Dilli Haat often has rural visitors, usually craftspeople. But last month, this venue of many a colourful mela offered a different glimpse into life in a rural district, particularly for those without access to basic rights like sanitation facilities. This photo documentation is about a harsh reality.
Curated by Amit Pasricha, the travelling exhibition is a collaborative effort of the Aga Khan Development Network (akdn) and its partners. akdn has pioneered water and sanitation systems in rural communities in Delhi, Andhra Pradesh, Gujarat, Madhya Pradesh and Rajasthan.
The stories, from a spectrum of 125 villages in Gujarat, were revealing. Farida, a 15 year old in Nagalpur village, near Kutch, went to a school without a toilet. As her home has both a bathroom and a toilet, rare luxuries in this arid region, she and her six sisters were luckier than most. But when their home was destroyed in the 2001 earthquake, they too had to visit the open fields.
Kokilaben Parmar, eight months pregnant, tries to eat very little, to avoid ablutions. But her condition forces her to relieve herself every two hours, to trek more than a kilometre to the community toilet.
"Men can relieve themselves anywhere," says Kamiben Rabari, resident of Shergadh village, Junagadh. But for women, it becomes covert by default. "What if men or vehicles pass by? We can't let them see us!" Going out also means exposure to even the dangers of defecating in the open. At times, women get molested or raped. So they go in groups. There's also a constant fear of interruption, so constipation is a common ailment.
According to the Census 2001, 80 per cent of rural households in India do not have a toilet.
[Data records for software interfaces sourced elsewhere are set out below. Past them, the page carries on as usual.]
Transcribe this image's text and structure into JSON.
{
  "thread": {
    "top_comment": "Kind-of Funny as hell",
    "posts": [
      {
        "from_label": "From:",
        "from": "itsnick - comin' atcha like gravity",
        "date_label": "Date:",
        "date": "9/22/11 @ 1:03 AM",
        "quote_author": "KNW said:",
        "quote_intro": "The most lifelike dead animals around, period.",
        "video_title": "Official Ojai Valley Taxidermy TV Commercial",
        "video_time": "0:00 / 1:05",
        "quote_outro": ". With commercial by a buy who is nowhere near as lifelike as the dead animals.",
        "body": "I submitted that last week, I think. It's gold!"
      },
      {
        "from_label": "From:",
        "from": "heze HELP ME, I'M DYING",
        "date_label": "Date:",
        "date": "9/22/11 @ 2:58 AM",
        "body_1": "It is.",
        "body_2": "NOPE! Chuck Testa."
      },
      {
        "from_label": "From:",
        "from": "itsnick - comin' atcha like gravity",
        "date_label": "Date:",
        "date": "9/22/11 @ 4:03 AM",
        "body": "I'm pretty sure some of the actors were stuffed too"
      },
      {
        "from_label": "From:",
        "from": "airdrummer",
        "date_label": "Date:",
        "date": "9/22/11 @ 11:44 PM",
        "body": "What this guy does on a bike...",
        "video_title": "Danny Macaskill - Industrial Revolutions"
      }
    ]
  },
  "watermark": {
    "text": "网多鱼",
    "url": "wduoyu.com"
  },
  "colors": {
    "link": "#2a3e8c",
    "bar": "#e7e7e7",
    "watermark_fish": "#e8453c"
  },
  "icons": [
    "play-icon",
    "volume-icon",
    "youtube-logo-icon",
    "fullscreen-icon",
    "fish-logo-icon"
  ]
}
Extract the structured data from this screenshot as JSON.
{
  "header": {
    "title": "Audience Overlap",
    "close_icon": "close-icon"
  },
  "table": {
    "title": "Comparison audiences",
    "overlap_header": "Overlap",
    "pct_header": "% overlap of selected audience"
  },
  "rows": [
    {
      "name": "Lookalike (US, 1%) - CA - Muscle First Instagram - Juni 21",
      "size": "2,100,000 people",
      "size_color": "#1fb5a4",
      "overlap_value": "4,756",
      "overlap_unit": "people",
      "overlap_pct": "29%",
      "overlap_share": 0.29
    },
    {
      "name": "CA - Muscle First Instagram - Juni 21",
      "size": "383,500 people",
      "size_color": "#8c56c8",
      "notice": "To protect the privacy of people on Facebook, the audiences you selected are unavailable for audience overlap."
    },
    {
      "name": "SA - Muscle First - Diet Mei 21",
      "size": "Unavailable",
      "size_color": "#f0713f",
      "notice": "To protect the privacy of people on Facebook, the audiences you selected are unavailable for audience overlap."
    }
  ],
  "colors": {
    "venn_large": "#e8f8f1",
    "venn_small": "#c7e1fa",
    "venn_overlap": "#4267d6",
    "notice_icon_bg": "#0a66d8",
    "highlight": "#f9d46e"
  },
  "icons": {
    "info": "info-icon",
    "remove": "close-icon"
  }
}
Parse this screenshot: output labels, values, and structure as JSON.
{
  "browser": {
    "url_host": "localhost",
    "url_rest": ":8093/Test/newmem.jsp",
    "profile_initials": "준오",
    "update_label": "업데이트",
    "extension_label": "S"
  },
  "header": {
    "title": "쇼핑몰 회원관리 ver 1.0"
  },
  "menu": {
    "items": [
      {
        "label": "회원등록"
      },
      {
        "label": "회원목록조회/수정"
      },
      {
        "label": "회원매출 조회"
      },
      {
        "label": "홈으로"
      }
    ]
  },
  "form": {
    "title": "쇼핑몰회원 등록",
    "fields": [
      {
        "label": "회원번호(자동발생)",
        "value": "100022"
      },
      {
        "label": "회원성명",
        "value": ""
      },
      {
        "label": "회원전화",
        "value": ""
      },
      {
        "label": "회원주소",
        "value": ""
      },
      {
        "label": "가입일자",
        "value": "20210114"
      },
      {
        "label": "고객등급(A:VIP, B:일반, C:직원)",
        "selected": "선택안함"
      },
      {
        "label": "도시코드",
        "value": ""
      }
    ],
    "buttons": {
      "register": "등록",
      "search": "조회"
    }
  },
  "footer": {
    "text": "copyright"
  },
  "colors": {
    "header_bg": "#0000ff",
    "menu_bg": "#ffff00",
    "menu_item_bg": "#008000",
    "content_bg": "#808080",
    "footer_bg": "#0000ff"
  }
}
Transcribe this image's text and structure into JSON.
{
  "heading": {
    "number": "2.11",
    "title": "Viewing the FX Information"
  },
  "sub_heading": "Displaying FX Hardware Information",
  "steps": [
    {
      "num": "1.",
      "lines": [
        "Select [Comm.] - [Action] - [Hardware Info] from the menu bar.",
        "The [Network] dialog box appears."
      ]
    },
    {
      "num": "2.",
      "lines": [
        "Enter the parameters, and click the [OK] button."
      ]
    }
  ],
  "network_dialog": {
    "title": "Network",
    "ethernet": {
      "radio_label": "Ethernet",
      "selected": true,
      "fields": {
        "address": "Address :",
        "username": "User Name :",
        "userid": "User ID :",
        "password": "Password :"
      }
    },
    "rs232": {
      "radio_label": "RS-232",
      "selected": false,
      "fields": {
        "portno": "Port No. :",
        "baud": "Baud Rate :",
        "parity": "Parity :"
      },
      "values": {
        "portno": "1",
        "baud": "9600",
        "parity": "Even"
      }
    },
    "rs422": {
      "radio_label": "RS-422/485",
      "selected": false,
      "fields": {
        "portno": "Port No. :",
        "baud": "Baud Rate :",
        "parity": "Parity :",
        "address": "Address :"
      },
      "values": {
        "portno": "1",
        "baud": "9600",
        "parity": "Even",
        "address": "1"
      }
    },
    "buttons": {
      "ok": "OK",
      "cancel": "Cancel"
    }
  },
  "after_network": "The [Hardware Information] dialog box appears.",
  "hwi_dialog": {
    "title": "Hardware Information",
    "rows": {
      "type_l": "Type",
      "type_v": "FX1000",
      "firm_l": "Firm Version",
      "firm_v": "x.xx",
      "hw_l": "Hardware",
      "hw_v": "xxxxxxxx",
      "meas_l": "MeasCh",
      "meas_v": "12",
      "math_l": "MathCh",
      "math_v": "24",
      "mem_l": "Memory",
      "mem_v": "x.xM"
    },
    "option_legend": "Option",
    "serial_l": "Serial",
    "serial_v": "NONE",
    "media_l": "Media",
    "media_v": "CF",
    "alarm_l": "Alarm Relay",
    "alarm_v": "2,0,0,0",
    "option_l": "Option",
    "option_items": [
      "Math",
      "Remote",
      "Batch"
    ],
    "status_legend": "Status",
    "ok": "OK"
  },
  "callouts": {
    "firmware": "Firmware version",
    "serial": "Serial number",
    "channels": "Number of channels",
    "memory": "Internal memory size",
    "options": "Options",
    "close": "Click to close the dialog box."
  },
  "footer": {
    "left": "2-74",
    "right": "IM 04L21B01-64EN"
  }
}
Community facilities become unviable without maintenance. In many areas, people of different castes refuse to use a common toilet.
It's worse for the disabled. Romatben and her daughters are all vision impaired. They have to wait until someone can go with them to the nearby forest. Understandably, Romatben is reluctant to marry her daughters into families that don't have toilets at home. Narayan K Banerjee of the Centre for Development Studies, agrees. "Monsoon and winter are difficult seasons, especially for the elderly and the handicapped." Karmaben Rakhya Ahir of Bhalot, Kutch, would agree. She has spent a lifetime going to the fields in the dark or using a sand pot at home. But "my life will improve now," she says. At 75, she has finally managed to have a toilet built. At home.
We are a voice to you; you have been a support to us. Together we build journalism that is independent, credible and fearless. You can further help us by making a donation. This will mean a lot for our ability to bring you news, perspectives and analysis from the ground so that we can make change together.
Comments are moderated and will be published only after the site moderator’s approval. Please use a genuine email ID and provide your name. Selected comments may also be used in the ‘Letters’ section of the Down To Earth print edition.